A stereo vision system is a passive range sensing approach, utilising two or more cameras to capture images of an object from different viewpoints. This allows the camera to perceive depth by using stereo disparity, similar to how humans perceive depth by using the different viewpoints of the left and right eyes.
These images are then combined and reconstructed to generate an accurate 3D map. The technique for this involves solving the stereo disparity and matching them. Although the calculations are relatively straight forward, a practical system needs to evaluate at least 10^9 disparities every second - beyond the capability of a single CPU processor.
Stereo algorithms have high degrees of inherent parallelism and can thus be practically implemented on FPGAs.
RGB-D Camera RGB-D cameras have gained popularity as a mapping sensor due to its lower cost and ability to capture per pixel color and depth images at adequate resolutions. RGB-D cameras are also a passive range sensing system, utilizing infrared light patterns. Depth is estimated by sensing the amount of distortion in the light pattern.

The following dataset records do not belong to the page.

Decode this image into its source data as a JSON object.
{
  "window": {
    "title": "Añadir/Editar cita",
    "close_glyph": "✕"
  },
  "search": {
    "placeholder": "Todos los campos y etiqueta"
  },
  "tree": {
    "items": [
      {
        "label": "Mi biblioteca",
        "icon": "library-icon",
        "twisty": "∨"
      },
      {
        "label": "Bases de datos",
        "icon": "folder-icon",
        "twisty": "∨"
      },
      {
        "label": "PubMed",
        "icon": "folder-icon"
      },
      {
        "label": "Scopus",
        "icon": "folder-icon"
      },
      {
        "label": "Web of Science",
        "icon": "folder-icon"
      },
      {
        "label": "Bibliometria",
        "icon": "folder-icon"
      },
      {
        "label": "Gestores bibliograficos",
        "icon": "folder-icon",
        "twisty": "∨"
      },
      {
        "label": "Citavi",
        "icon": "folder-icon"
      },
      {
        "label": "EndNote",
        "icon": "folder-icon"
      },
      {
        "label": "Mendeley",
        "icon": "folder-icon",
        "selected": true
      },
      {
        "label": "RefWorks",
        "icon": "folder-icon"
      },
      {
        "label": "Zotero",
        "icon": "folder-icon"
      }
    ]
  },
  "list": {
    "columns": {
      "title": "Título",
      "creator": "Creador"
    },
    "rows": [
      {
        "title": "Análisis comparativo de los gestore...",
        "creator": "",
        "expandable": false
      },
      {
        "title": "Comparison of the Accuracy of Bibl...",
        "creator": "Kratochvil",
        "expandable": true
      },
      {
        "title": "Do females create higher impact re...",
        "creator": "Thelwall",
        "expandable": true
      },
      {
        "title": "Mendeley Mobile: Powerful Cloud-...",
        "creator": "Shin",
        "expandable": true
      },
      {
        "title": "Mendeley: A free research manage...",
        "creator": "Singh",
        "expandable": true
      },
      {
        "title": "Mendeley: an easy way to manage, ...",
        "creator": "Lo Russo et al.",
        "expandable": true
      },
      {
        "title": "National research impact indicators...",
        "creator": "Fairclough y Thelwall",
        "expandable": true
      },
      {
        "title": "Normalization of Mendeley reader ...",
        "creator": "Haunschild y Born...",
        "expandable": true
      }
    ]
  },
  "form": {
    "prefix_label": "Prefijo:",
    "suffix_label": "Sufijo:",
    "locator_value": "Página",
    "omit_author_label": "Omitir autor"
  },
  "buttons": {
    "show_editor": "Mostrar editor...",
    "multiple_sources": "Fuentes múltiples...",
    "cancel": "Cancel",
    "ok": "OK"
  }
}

The process of RGB-D cameras can be summarized into 5 steps:
RGB camera captures images while depth sensors project infrared light patterns to the surroundings
Depth map preprocessing to reduce noise on data collected by the depth sensors
Camera pose estimation with respect to the depth data
Fusion and reconstruction of 3D map from the data collected
The colouration of the 3D map using RGB images collected
It is important to note that RGB-D cameras often suffer from very specific noise characteristics and challenging data distortions, so the preprocessing and noise reduction processes are an important part of the process. These are also roles that FPGAs are suitable for.
Radar works on the principle of reflection: Radio waves are emitted in specific directions and the echoes and reflections are monitored. A 3D map can be constructed based on the varying angles of the return of the radio waves. Radar’s characteristics lend it to be a complementary add-on to LiDAR. It has a shorter range, but is cost-efficient and can penetrate mediums that LiDAR has issues with, such as dusty or foggy environments.
Adding navigation to the mix
These sensors we just described fulfill half of a SLAM system. As mentioned in this post, SLAM simultaneously localises a sensor with respect to its surroundings, while mapping the structure of the environment. It is a key system for both 3D mapping as well as autonomous navigation.
Because 3D mapping systems already utilize SLAM, there are obvious synergies if the system has enough capacity to implement autonomous navigation as well. The main consideration is processing power, which is the constraint.
Processing power is required for several aspects:
Hosting the AI on edge for autonomous navigation
Fusing data from various sensors
Immediately processing the fused data for SLAM
Utilizing SLAM output for navigation and generating 3D maps with localization.
FPGAs bringing it all together
The most streamlined approach would be to have 1 FPGA handle all components of mapping, localization, and navigation. The flexibility of FPGAs means it can act as the brain for an autonomous mapping device, fulfilling the 4 processing requirements listed above. Multiple studies have shown FPGAs to be the best option for hardware due to its efficiency in both computational power and energy consumption.
Beyond acting as the brain, other significant improvements can be attempted:
The presence of FPGAs enable the incorporation of sensors with higher precision and accuracy into the system (eg. 4K camera)
Improved system robustness as more complementary sensors can be added, compensating for individual sensor weaknesses, while not compromising on the time required for mapping.
FPGAs can also drastically improve processing time for 3D map generation.
A successful end result would see a highly efficient, autonomous device outfitted with a variety of high precision sensors, capable of mapping internal spaces in 3D on the go.